Retype all of the listing exactly, passing over any picture you find.

━━━ RECORD EXTRACTS ━━━

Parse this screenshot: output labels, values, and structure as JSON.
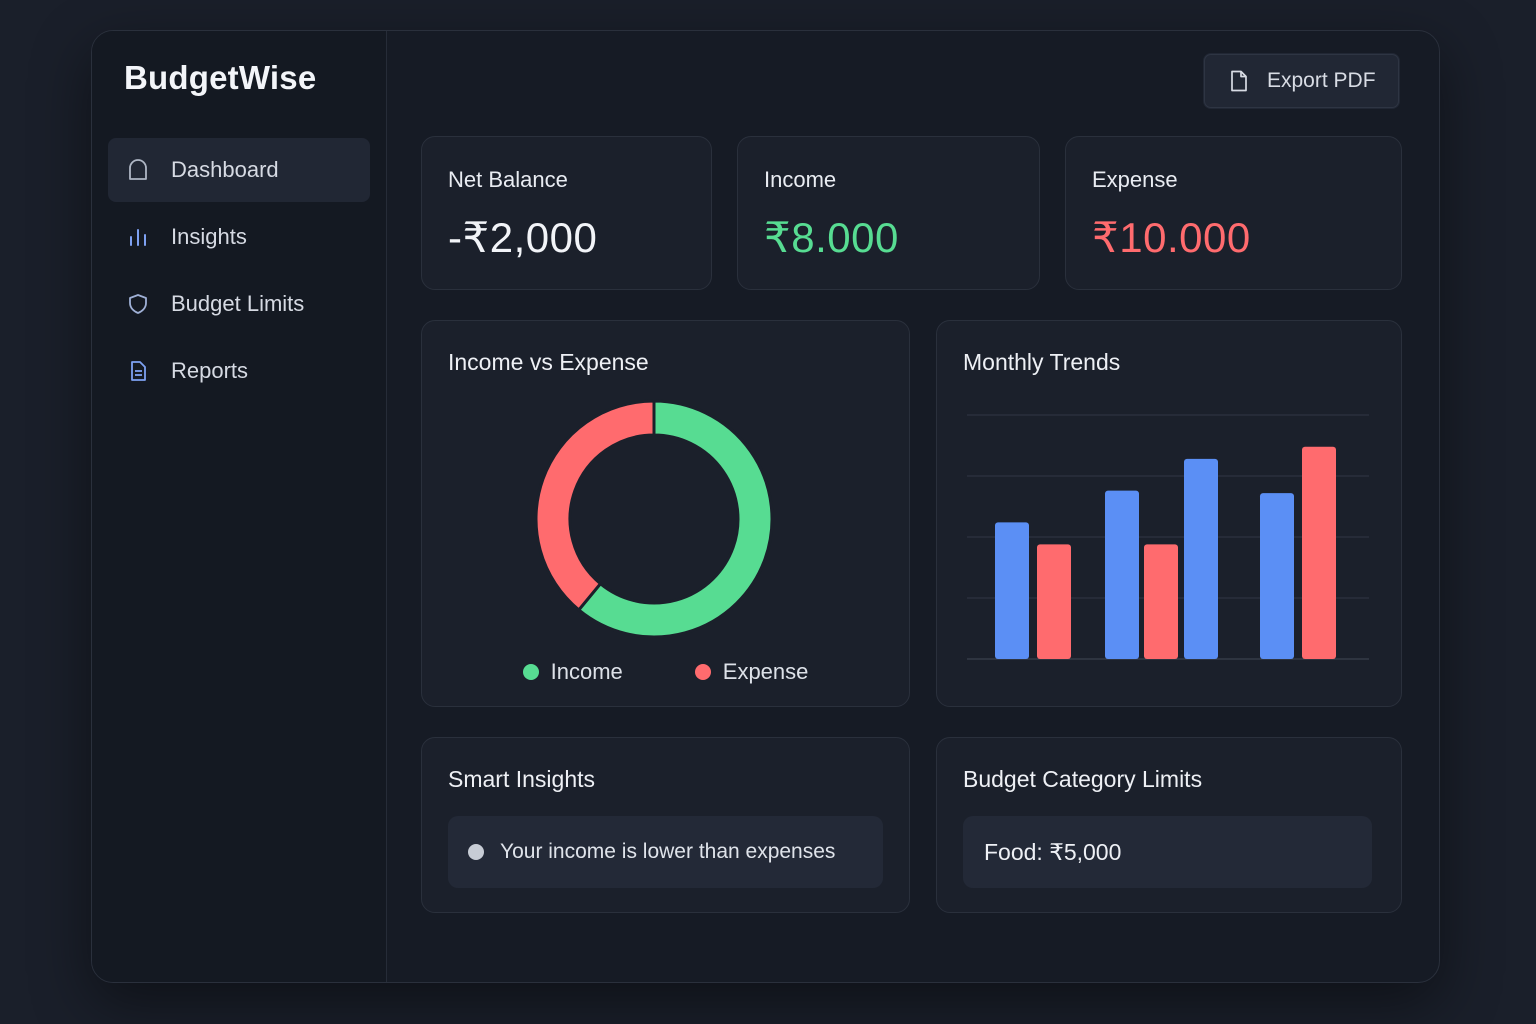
{
  "app": {
    "brand": "BudgetWise"
  },
  "sidebar": {
    "items": [
      {
        "label": "Dashboard",
        "icon": "home-icon",
        "active": true
      },
      {
        "label": "Insights",
        "icon": "bar-chart-icon",
        "active": false
      },
      {
        "label": "Budget Limits",
        "icon": "shield-icon",
        "active": false
      },
      {
        "label": "Reports",
        "icon": "document-icon",
        "active": false
      }
    ]
  },
  "header": {
    "export_label": "Export PDF",
    "export_icon": "file-icon"
  },
  "summary": {
    "net_balance": {
      "label": "Net Balance",
      "value": "-₹2,000",
      "color": "#f2f4f8"
    },
    "income": {
      "label": "Income",
      "value": "₹8.000",
      "color": "#57dc92"
    },
    "expense": {
      "label": "Expense",
      "value": "₹10.000",
      "color": "#ff6b6e"
    }
  },
  "donut": {
    "title": "Income vs Expense",
    "legend": [
      {
        "label": "Income",
        "color": "#57dc92"
      },
      {
        "label": "Expense",
        "color": "#ff6b6e"
      }
    ]
  },
  "trends": {
    "title": "Monthly Trends"
  },
  "insights": {
    "title": "Smart Insights",
    "items": [
      "Your income is lower than expenses"
    ]
  },
  "limits": {
    "title": "Budget Category Limits",
    "items": [
      "Food: ₹5,000"
    ]
  },
  "colors": {
    "income": "#57dc92",
    "expense": "#ff6b6e",
    "bar_blue": "#5b8ff5",
    "bar_red": "#ff6b6e"
  },
  "chart_data": [
    {
      "type": "pie",
      "title": "Income vs Expense",
      "categories": [
        "Income",
        "Expense"
      ],
      "values": [
        61,
        39
      ]
    },
    {
      "type": "bar",
      "title": "Monthly Trends",
      "bars": [
        {
          "series": "blue",
          "value": 56
        },
        {
          "series": "red",
          "value": 47
        },
        {
          "series": "blue",
          "value": 69
        },
        {
          "series": "red",
          "value": 47
        },
        {
          "series": "blue",
          "value": 82
        },
        {
          "series": "blue",
          "value": 68
        },
        {
          "series": "red",
          "value": 87
        }
      ],
      "ylim": [
        0,
        100
      ],
      "grid": true
    }
  ]
}
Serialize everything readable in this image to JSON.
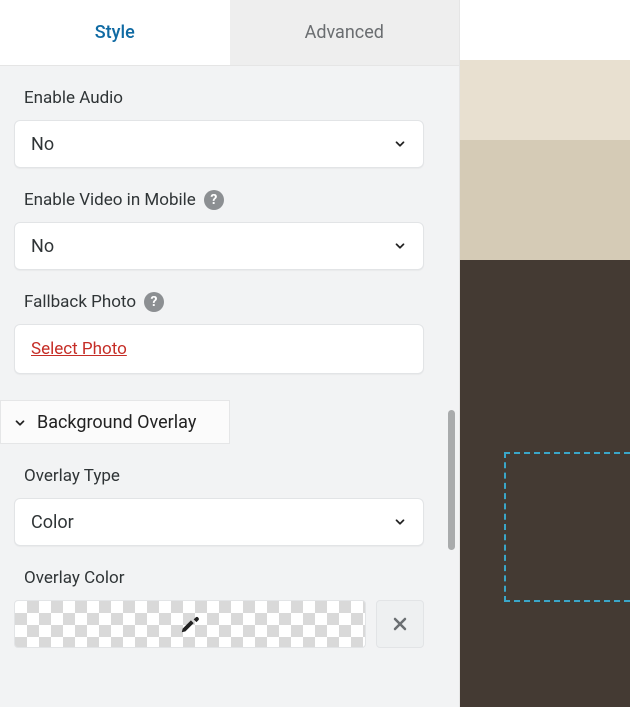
{
  "tabs": {
    "style": "Style",
    "advanced": "Advanced"
  },
  "fields": {
    "enable_audio": {
      "label": "Enable Audio",
      "value": "No"
    },
    "enable_video_mobile": {
      "label": "Enable Video in Mobile",
      "value": "No"
    },
    "fallback_photo": {
      "label": "Fallback Photo",
      "action": "Select Photo"
    },
    "overlay_type": {
      "label": "Overlay Type",
      "value": "Color"
    },
    "overlay_color": {
      "label": "Overlay Color"
    }
  },
  "sections": {
    "background_overlay": "Background Overlay"
  }
}
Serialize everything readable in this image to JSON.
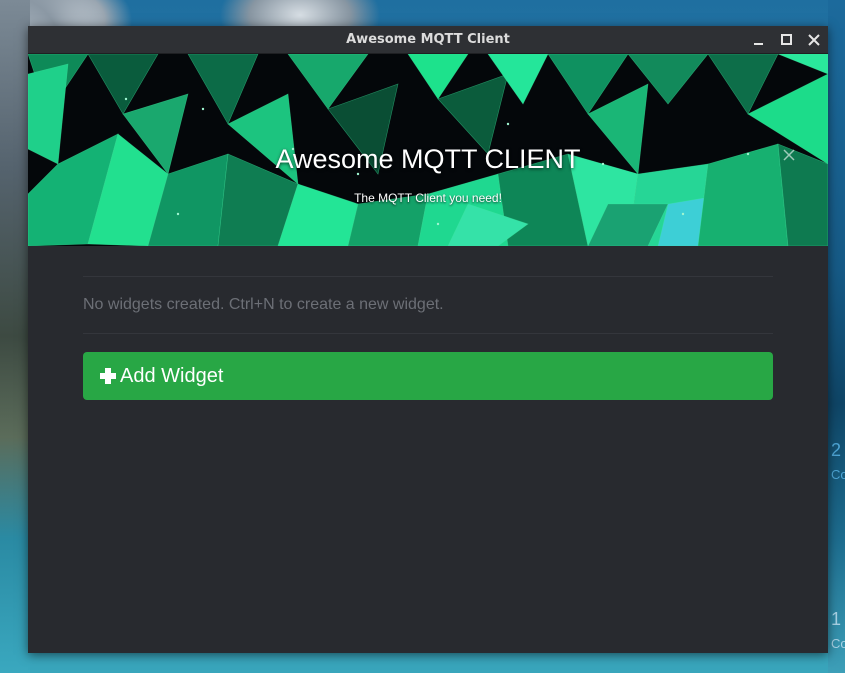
{
  "window": {
    "title": "Awesome MQTT Client"
  },
  "banner": {
    "title": "Awesome MQTT CLIENT",
    "subtitle": "The MQTT Client you need!"
  },
  "main": {
    "empty_message": "No widgets created. Ctrl+N to create a new widget.",
    "add_button_label": "Add Widget"
  },
  "desktop": {
    "widget_text_1": "2",
    "widget_text_2": "Co",
    "widget_text_3": "1",
    "widget_text_4": "Co"
  },
  "colors": {
    "accent_green": "#28a745",
    "window_bg": "#282a2f",
    "titlebar_bg": "#2e3034",
    "banner_polygon": "#1de28c"
  },
  "icons": {
    "minimize": "minimize-icon",
    "maximize": "maximize-icon",
    "close": "close-icon",
    "banner_close": "close-icon",
    "add": "plus-icon"
  }
}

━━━

--- SOLUTION ---
Parse this screenshot: output labels, values, and structure as JSON.
{
  "app": {
    "brand": "BudgetWise"
  },
  "sidebar": {
    "items": [
      {
        "label": "Dashboard",
        "icon": "home-icon",
        "active": true
      },
      {
        "label": "Insights",
        "icon": "bar-chart-icon",
        "active": false
      },
      {
        "label": "Budget Limits",
        "icon": "shield-icon",
        "active": false
      },
      {
        "label": "Reports",
        "icon": "document-icon",
        "active": false
      }
    ]
  },
  "header": {
    "export_label": "Export PDF",
    "export_icon": "file-icon"
  },
  "summary": {
    "net_balance": {
      "label": "Net Balance",
      "value": "-₹2,000",
      "color": "#f2f4f8"
    },
    "income": {
      "label": "Income",
      "value": "₹8.000",
      "color": "#57dc92"
    },
    "expense": {
      "label": "Expense",
      "value": "₹10.000",
      "color": "#ff6b6e"
    }
  },
  "donut": {
    "title": "Income vs Expense",
    "legend": [
      {
        "label": "Income",
        "color": "#57dc92"
      },
      {
        "label": "Expense",
        "color": "#ff6b6e"
      }
    ]
  },
  "trends": {
    "title": "Monthly Trends"
  },
  "insights": {
    "title": "Smart Insights",
    "items": [
      "Your income is lower than expenses"
    ]
  },
  "limits": {
    "title": "Budget Category Limits",
    "items": [
      "Food: ₹5,000"
    ]
  },
  "colors": {
    "income": "#57dc92",
    "expense": "#ff6b6e",
    "bar_blue": "#5b8ff5",
    "bar_red": "#ff6b6e"
  },
  "chart_data": [
    {
      "type": "pie",
      "title": "Income vs Expense",
      "categories": [
        "Income",
        "Expense"
      ],
      "values": [
        61,
        39
      ]
    },
    {
      "type": "bar",
      "title": "Monthly Trends",
      "bars": [
        {
          "series": "blue",
          "value": 56
        },
        {
          "series": "red",
          "value": 47
        },
        {
          "series": "blue",
          "value": 69
        },
        {
          "series": "red",
          "value": 47
        },
        {
          "series": "blue",
          "value": 82
        },
        {
          "series": "blue",
          "value": 68
        },
        {
          "series": "red",
          "value": 87
        }
      ],
      "ylim": [
        0,
        100
      ],
      "grid": true
    }
  ]
}
Serialize everything readable in this image to JSON.
{
  "tabs": {
    "style": "Style",
    "advanced": "Advanced"
  },
  "fields": {
    "enable_audio": {
      "label": "Enable Audio",
      "value": "No"
    },
    "enable_video_mobile": {
      "label": "Enable Video in Mobile",
      "value": "No"
    },
    "fallback_photo": {
      "label": "Fallback Photo",
      "action": "Select Photo"
    },
    "overlay_type": {
      "label": "Overlay Type",
      "value": "Color"
    },
    "overlay_color": {
      "label": "Overlay Color"
    }
  },
  "sections": {
    "background_overlay": "Background Overlay"
  }
}
Serialize everything readable in this image to JSON.
{
  "window": {
    "title": "Awesome MQTT Client"
  },
  "banner": {
    "title": "Awesome MQTT CLIENT",
    "subtitle": "The MQTT Client you need!"
  },
  "main": {
    "empty_message": "No widgets created. Ctrl+N to create a new widget.",
    "add_button_label": "Add Widget"
  },
  "desktop": {
    "widget_text_1": "2",
    "widget_text_2": "Co",
    "widget_text_3": "1",
    "widget_text_4": "Co"
  },
  "colors": {
    "accent_green": "#28a745",
    "window_bg": "#282a2f",
    "titlebar_bg": "#2e3034",
    "banner_polygon": "#1de28c"
  },
  "icons": {
    "minimize": "minimize-icon",
    "maximize": "maximize-icon",
    "close": "close-icon",
    "banner_close": "close-icon",
    "add": "plus-icon"
  }
}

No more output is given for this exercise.